                                     for him, and it was the first thing he said when he woke up. :-D 

                                            They didn't have a room ready for us upstairs after the CT scan,
                                            so we waited downstairs in the main lobby, for 2hrs. 

                                          Once we got upstairs to our room, the real fun started! 
                                          It took this sweet nurse over an hour to place each little
                                          electrode and then blow dry the glue, the smell... 
                                          YUCK, and pass the Advil! 

                                     The "magic straw" in his hand was a topic of lively discussion. 
                                     Mostly "I hate this.

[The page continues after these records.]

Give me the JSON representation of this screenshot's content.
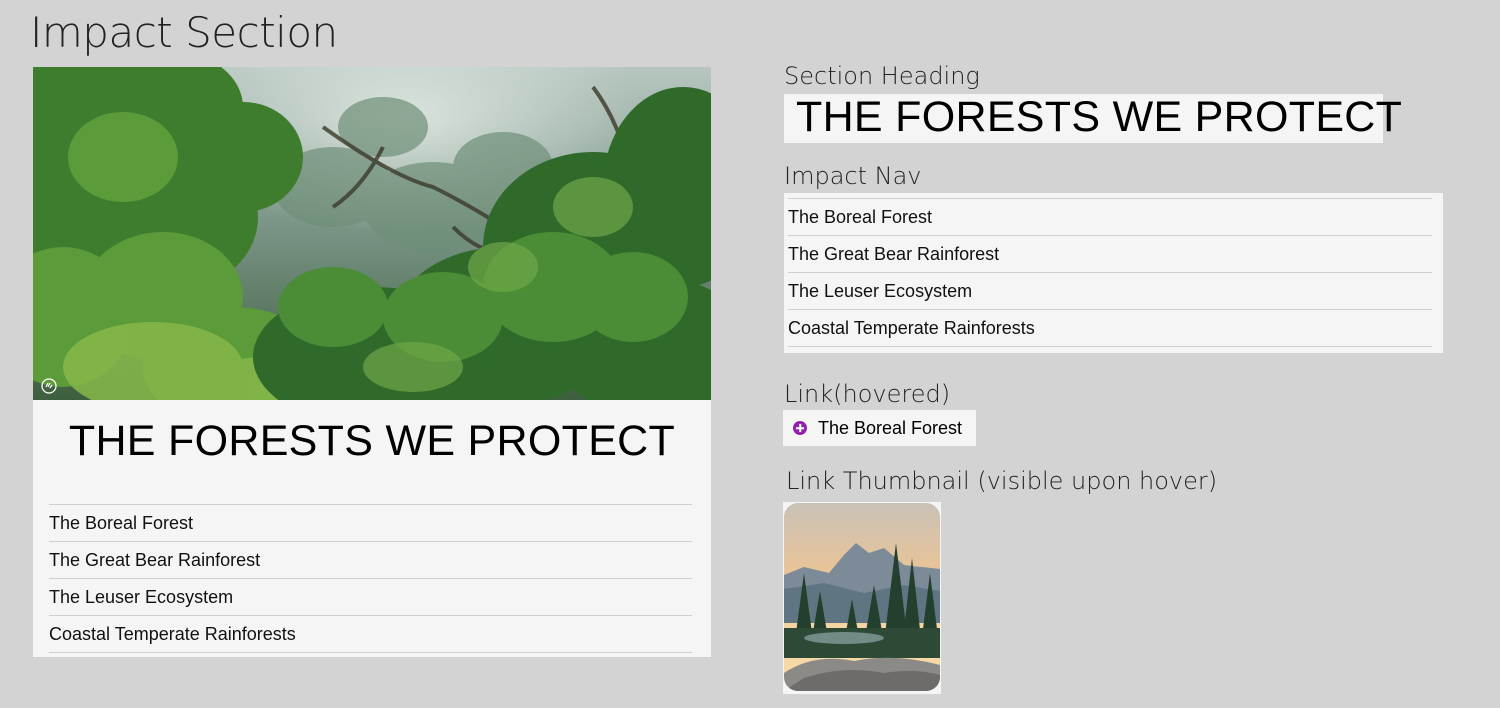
{
  "page": {
    "title": "Impact Section"
  },
  "card": {
    "heading": "THE FORESTS WE PROTECT",
    "nav_items": [
      "The Boreal Forest",
      "The Great Bear Rainforest",
      "The Leuser Ecosystem",
      "Coastal Temperate Rainforests"
    ]
  },
  "specs": {
    "section_heading_label": "Section Heading",
    "section_heading_text": "THE FORESTS WE PROTECT",
    "impact_nav_label": "Impact Nav",
    "impact_nav_items": [
      "The Boreal Forest",
      "The Great Bear Rainforest",
      "The Leuser Ecosystem",
      "Coastal Temperate Rainforests"
    ],
    "link_hovered_label": "Link(hovered)",
    "link_hovered_text": "The Boreal Forest",
    "link_thumbnail_label": "Link Thumbnail (visible upon hover)"
  },
  "colors": {
    "background": "#d3d3d3",
    "panel": "#f5f5f5",
    "hover_accent": "#8e24aa",
    "divider": "#cfcfcf"
  },
  "icons": {
    "hover_marker": "plus-circle-icon",
    "image_badge": "hand-icon"
  }
}
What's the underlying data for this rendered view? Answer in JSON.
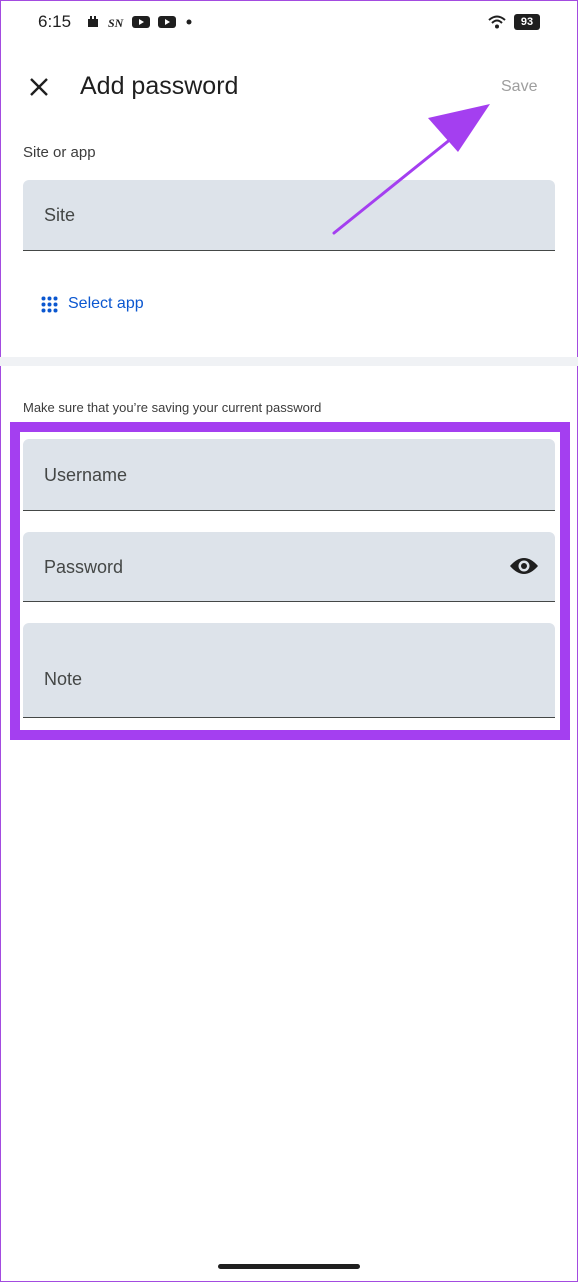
{
  "status_bar": {
    "time": "6:15",
    "left_icons": [
      "notification-app-icon",
      "notification-app-icon",
      "youtube-icon",
      "youtube-icon",
      "dot-icon"
    ],
    "battery": "93",
    "right_icons": [
      "wifi-icon",
      "battery-icon"
    ]
  },
  "app_bar": {
    "close_icon": "close-icon",
    "title": "Add password",
    "save_label": "Save"
  },
  "site_section": {
    "label": "Site or app",
    "site_placeholder": "Site",
    "select_app_label": "Select app",
    "select_app_icon": "grid-dots-icon"
  },
  "credentials_section": {
    "help_text": "Make sure that you’re saving your current password",
    "username_placeholder": "Username",
    "password_placeholder": "Password",
    "note_placeholder": "Note",
    "visibility_icon": "eye-icon"
  },
  "colors": {
    "field_background": "#dde3ea",
    "link_blue": "#0b57d0",
    "annotation_purple": "#a43ff0",
    "save_disabled": "#9e9e9e"
  }
}
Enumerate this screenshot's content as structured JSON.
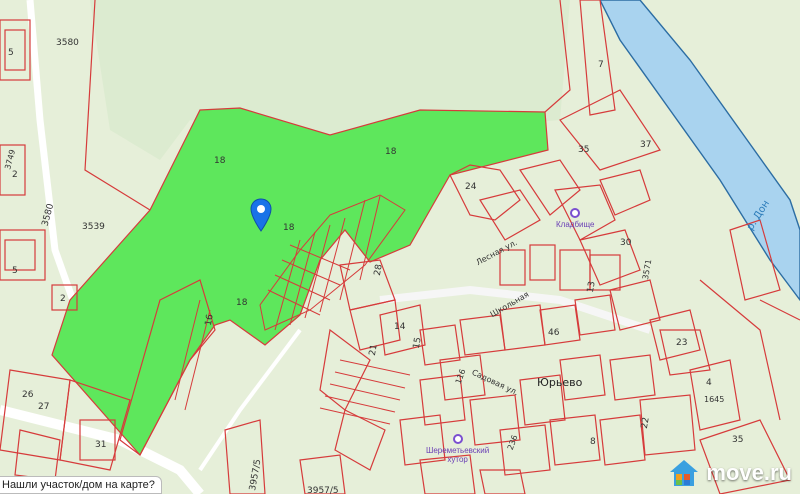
{
  "map": {
    "labels": {
      "l3580a": "3580",
      "l3580b": "3580",
      "l3539": "3539",
      "l18a": "18",
      "l18b": "18",
      "l18c": "18",
      "l18d": "18",
      "l16": "16",
      "l7": "7",
      "l35a": "35",
      "l37": "37",
      "l35b": "35",
      "l3957": "3957/5",
      "l3957b": "3957/5",
      "l5a": "5",
      "l5b": "5",
      "l2a": "2",
      "l2b": "2",
      "l3749": "3749",
      "l26": "26",
      "l27": "27",
      "l31": "31",
      "l30": "30",
      "l23": "23",
      "l4": "4",
      "l1645": "1645",
      "l22": "22",
      "l8": "8",
      "l14": "14",
      "l13": "13",
      "l15": "15",
      "l46": "46",
      "l21": "21",
      "l24": "24",
      "l28": "28",
      "l3571": "3571",
      "l116": "116",
      "l236": "236"
    },
    "village": "Юрьево",
    "river": "р. Дон",
    "poi": [
      {
        "name": "Кладбище",
        "sub": ""
      },
      {
        "name": "Шереметьевский",
        "sub": "хутор"
      }
    ],
    "streets": {
      "lesnaya": "Лесная ул.",
      "sadovaya": "Садовая ул.",
      "school": "Школьная"
    }
  },
  "pin": {
    "color": "#1a73e8"
  },
  "brand": {
    "name": "move.ru"
  },
  "footer": {
    "question": "Нашли участок/дом на карте?"
  },
  "colors": {
    "forest": "#e4efd9",
    "highlight": "#5ee75c",
    "parcel": "#d63b3b",
    "river": "#a9d3ef",
    "road": "#ffffff"
  }
}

And, "Can we take it out?" 

                                   I went to the dollar store on the way to the hospital and loaded up
                                   on coloring books, silly putty, books to read, and dinosaurs.
                                   Guess which was the only thing he was interested in. ;-) 

48hrs in this little room, with the magic straw, and helmet of glue, and on the last morning the Dr came in to talk to David.  (He came up and switched out after the first day.) 
The results of the scan were un-impressive, and the sleep study showed nothing exciting. 
Our Dr said, "While it's obvious that there is something going on neurologically with Gabe, the technology just simply doesn't exist yet for us to see what it is, or how to treat it." 

The good news?  

Gabriel still talks about the hospital as the best time of his life.  He got mom's special coffee.  He had his OWN pizza and choc cake.  And he got to play x-box, right from his bed!